After a long period of complete reliance on their parents, toddlers at two are starting to develop their independence – and they are eager to do many things on their own. Hearing the word ‘No’ several times a day is part and parcel of being in this age bracket. It’s a lot for a tiny brain to compute, and it’s easy to see why frustrations and out-of-control feelings are often normal toddler behaviour.
Taming a tantrum can seem like a very remote possibility. Distraction is certainly your most useful tool. Generally, it is believed that overstimulation contributes to these meltdowns – although often the tantrums need little encouragement.
Praising all positive behaviour will certainly help. Try to stay calm and redirect their attention to diffuse the tantrum. Talking or trying to reason with a toddler mid tantrum is a futile exercise; waiting until the child is calm to explain things will be much easier.
By accepting the changes that your child is going through and showing them love and understanding, you’ll help them make it through this difficult stage with confidence. Whilst this can be a trying time for you and your two year old, there are many positive transitions that happen at this age that are worth focusing on. Seeing their personalities come to life, hearing words for the first time and then in turn sentences surely outweigh the spaghetti tantrums.
Most importantly, although the tantrums we witness can be described as the most powerful expressions of emotion, they are extremely short lived and forgotten as quickly as they appear.
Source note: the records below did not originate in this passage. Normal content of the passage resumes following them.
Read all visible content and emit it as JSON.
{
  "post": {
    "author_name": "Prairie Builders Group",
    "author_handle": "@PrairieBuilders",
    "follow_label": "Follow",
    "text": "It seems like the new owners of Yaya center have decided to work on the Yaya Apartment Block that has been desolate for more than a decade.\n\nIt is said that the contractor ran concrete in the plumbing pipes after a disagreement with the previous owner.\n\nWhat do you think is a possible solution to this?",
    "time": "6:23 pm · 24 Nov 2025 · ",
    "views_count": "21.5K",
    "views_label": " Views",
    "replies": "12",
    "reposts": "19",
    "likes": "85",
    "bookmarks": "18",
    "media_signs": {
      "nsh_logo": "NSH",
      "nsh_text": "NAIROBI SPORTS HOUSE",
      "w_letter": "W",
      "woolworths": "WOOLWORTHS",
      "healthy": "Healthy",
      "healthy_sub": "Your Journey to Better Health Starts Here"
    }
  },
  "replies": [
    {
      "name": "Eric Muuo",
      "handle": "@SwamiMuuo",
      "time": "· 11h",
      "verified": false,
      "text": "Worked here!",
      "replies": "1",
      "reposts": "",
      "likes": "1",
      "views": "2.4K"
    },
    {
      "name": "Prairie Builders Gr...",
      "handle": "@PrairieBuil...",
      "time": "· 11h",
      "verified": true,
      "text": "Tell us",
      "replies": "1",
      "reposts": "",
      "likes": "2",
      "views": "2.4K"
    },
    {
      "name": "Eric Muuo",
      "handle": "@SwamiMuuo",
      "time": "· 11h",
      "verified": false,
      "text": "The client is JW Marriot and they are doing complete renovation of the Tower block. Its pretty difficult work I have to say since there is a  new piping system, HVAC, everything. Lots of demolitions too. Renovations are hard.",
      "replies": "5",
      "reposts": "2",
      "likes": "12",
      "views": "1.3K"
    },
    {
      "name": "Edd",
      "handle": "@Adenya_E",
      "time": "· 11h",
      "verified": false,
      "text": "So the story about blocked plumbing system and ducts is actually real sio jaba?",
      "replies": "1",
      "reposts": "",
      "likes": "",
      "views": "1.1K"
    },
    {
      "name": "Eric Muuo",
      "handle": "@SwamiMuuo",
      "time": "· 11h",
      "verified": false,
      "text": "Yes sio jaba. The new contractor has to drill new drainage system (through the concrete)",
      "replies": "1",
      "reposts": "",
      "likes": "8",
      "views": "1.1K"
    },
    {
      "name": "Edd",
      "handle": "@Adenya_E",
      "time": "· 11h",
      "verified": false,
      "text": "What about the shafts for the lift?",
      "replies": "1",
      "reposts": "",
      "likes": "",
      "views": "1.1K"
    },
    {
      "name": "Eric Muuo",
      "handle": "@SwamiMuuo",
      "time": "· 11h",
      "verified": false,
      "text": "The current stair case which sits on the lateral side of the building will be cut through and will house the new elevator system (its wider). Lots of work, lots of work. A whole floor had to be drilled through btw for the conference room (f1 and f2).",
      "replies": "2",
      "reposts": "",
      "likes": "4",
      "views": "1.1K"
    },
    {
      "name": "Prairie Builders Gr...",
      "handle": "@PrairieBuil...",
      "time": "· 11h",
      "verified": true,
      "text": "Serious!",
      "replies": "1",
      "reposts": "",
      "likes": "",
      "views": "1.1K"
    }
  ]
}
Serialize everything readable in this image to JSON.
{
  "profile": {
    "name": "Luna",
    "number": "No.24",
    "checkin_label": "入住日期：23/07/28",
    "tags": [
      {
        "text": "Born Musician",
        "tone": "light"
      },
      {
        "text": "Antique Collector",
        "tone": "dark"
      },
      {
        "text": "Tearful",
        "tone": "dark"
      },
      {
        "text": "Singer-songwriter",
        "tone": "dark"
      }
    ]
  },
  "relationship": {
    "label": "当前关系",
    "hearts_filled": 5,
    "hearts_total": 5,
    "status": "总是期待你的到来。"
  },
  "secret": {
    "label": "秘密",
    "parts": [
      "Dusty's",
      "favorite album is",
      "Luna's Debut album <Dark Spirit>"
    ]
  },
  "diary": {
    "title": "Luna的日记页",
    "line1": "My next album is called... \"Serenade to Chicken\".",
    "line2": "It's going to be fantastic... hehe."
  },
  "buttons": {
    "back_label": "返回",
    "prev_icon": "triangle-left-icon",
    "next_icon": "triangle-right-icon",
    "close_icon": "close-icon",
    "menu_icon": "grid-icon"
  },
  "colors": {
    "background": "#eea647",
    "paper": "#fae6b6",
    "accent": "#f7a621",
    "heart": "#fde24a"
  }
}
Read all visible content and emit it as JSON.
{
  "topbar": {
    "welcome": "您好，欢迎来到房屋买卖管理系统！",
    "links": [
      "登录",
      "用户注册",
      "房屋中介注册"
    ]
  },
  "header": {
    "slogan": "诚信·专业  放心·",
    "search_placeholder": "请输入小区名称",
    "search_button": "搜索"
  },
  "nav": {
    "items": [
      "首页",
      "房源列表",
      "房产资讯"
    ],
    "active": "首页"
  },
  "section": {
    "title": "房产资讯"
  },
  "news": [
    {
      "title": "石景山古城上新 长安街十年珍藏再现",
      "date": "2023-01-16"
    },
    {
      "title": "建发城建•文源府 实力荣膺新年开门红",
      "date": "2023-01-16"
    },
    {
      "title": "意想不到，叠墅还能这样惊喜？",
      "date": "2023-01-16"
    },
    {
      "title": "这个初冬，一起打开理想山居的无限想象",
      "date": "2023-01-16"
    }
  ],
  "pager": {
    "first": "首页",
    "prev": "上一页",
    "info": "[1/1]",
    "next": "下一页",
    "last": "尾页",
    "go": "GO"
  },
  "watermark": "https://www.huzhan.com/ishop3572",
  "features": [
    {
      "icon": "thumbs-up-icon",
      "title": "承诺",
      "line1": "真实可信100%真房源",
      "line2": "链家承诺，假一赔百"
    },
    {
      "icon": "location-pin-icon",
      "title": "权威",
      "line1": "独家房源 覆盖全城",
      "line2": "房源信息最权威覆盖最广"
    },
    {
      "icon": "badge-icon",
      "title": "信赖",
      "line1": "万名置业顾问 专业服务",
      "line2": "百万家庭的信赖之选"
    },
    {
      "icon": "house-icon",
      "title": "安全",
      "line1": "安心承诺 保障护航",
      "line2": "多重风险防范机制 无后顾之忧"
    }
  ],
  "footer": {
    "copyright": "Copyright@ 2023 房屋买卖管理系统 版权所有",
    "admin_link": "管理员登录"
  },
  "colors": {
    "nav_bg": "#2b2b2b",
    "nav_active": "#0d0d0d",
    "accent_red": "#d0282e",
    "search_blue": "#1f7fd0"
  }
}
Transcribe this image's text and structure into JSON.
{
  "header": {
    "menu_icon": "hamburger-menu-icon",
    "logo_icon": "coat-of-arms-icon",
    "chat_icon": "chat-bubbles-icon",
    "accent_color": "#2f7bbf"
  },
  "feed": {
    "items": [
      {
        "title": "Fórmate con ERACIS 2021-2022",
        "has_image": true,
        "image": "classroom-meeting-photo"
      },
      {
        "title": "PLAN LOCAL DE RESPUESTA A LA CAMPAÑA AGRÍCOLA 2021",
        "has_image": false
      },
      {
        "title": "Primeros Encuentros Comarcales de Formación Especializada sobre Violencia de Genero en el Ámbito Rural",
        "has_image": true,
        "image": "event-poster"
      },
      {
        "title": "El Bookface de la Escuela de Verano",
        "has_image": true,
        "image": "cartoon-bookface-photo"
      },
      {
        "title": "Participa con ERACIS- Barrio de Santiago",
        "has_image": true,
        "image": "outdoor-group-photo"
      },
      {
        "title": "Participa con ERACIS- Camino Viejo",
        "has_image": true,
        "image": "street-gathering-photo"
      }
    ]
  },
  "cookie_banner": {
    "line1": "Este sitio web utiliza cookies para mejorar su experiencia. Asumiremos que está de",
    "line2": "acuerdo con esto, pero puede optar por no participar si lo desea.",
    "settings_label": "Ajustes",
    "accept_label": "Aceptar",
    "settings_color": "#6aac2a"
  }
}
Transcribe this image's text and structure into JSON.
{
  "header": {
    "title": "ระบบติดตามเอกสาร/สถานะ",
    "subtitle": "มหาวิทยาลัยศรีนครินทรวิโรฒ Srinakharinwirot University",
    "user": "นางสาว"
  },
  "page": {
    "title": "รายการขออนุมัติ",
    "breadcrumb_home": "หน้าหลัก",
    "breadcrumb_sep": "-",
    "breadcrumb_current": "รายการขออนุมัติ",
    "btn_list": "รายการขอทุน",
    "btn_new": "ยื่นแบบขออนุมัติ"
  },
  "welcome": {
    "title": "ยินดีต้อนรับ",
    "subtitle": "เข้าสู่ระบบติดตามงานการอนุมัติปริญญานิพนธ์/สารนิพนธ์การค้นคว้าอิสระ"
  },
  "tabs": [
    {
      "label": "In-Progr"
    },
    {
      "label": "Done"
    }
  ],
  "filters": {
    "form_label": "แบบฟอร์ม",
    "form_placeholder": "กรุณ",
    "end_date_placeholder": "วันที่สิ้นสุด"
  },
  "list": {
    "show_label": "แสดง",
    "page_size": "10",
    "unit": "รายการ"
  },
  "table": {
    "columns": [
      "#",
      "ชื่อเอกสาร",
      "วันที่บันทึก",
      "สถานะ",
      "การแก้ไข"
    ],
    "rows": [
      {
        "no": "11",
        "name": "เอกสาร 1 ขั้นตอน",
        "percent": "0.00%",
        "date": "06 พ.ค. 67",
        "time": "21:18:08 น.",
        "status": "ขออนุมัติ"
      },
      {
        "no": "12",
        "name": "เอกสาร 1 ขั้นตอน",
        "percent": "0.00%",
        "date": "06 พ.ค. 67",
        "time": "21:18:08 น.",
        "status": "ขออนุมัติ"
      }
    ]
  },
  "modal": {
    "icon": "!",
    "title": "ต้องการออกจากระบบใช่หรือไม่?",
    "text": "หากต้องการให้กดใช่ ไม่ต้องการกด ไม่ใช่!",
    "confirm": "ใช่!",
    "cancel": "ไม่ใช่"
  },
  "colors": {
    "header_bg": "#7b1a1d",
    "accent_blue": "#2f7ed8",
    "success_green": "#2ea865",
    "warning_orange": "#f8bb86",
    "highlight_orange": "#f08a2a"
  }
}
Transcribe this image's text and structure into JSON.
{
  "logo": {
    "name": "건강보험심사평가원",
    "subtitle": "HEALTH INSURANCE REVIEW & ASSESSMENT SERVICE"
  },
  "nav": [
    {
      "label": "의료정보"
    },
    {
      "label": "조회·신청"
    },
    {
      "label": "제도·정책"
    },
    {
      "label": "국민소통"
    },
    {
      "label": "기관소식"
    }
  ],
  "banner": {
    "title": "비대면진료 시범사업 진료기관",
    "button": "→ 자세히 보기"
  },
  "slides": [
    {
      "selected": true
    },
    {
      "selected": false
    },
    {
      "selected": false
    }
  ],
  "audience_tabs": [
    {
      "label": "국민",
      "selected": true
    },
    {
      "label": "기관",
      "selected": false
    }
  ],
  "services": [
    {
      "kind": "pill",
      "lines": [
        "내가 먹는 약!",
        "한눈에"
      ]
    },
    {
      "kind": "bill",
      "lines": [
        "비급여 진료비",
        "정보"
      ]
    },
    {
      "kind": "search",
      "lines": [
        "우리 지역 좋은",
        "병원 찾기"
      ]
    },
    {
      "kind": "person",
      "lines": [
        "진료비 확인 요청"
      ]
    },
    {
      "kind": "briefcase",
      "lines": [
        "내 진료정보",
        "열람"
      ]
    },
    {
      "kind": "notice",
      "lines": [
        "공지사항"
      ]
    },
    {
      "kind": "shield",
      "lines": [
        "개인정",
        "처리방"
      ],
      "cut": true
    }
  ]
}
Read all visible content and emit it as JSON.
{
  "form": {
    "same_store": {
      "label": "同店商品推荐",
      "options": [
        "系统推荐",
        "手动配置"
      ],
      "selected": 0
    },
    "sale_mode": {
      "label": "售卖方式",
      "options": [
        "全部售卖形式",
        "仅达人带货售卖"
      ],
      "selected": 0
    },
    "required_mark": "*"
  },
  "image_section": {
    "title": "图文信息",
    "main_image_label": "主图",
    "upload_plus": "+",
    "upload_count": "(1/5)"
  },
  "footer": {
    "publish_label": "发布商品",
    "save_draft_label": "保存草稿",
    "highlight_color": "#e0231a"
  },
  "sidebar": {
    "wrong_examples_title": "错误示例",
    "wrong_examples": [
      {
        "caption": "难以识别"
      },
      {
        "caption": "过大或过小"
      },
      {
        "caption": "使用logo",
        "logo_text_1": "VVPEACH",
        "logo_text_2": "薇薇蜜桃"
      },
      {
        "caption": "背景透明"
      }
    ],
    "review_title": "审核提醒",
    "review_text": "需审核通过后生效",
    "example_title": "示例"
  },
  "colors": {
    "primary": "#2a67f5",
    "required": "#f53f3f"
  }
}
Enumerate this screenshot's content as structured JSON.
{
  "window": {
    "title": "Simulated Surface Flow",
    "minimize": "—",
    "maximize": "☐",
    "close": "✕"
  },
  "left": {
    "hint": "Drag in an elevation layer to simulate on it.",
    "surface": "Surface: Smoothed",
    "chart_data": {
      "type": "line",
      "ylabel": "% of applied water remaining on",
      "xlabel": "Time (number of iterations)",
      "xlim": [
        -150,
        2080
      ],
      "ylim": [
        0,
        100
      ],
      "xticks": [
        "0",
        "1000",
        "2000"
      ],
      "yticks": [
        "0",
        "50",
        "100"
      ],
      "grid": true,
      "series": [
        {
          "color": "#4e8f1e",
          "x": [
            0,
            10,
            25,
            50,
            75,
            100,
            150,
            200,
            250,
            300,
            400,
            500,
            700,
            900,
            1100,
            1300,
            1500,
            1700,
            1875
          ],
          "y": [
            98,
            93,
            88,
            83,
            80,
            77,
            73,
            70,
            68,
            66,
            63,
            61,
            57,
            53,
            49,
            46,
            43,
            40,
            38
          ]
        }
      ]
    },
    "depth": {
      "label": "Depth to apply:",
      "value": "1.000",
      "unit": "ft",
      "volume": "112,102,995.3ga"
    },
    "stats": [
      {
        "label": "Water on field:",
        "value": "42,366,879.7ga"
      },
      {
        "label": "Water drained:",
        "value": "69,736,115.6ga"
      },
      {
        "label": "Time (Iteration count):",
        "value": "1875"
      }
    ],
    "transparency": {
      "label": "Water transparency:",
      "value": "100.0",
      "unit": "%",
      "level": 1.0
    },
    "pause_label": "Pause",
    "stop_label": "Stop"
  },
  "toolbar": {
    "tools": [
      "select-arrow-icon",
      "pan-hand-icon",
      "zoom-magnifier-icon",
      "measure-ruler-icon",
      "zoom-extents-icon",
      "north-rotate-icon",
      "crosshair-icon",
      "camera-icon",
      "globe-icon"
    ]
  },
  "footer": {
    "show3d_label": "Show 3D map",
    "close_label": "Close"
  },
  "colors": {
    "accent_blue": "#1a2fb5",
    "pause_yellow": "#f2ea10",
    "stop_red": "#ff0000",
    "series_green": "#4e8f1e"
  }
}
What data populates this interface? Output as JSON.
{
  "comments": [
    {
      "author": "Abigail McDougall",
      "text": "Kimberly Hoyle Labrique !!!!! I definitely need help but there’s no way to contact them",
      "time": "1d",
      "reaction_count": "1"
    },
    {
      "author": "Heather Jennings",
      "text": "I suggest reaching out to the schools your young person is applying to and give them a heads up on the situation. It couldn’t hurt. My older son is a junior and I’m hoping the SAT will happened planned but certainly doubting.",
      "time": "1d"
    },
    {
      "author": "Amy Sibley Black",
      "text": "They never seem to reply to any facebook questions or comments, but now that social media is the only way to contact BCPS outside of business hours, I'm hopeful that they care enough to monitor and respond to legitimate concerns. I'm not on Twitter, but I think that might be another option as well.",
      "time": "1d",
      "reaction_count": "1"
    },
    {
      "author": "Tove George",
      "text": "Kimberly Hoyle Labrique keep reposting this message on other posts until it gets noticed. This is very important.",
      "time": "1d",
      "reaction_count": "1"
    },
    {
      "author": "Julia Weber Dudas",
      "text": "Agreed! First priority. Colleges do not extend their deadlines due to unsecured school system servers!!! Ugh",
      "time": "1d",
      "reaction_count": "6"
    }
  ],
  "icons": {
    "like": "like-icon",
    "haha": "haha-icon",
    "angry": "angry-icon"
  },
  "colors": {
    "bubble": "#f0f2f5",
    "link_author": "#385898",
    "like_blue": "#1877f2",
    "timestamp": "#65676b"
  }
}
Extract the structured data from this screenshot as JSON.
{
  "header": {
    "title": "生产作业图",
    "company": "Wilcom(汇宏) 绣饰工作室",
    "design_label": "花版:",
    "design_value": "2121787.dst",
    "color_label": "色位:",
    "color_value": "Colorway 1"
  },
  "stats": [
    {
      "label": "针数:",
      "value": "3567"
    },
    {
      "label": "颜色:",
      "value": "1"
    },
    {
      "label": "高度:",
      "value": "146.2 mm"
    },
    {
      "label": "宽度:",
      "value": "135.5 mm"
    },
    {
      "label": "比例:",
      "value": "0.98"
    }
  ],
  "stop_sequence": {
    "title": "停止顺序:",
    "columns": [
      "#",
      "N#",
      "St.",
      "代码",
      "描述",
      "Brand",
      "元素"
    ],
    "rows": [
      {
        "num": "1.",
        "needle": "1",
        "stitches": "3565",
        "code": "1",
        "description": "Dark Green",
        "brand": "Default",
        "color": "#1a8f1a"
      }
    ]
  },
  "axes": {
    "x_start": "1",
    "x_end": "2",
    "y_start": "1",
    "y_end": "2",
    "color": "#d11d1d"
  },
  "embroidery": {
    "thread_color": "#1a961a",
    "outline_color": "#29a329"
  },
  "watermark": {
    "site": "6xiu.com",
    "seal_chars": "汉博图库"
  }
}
All the words that we hear so much at this stage (mostly ‘No’ and ‘I don’t want’) can be frustrating, but it’s worth remembering that it’s their voice that they are finding all on their own, and should be celebrated.
Their curiosity is infectious, and there are so many rewarding aspects to cling to. It’s hard to see the light, but it’s worth remembering the days are long but the years are short.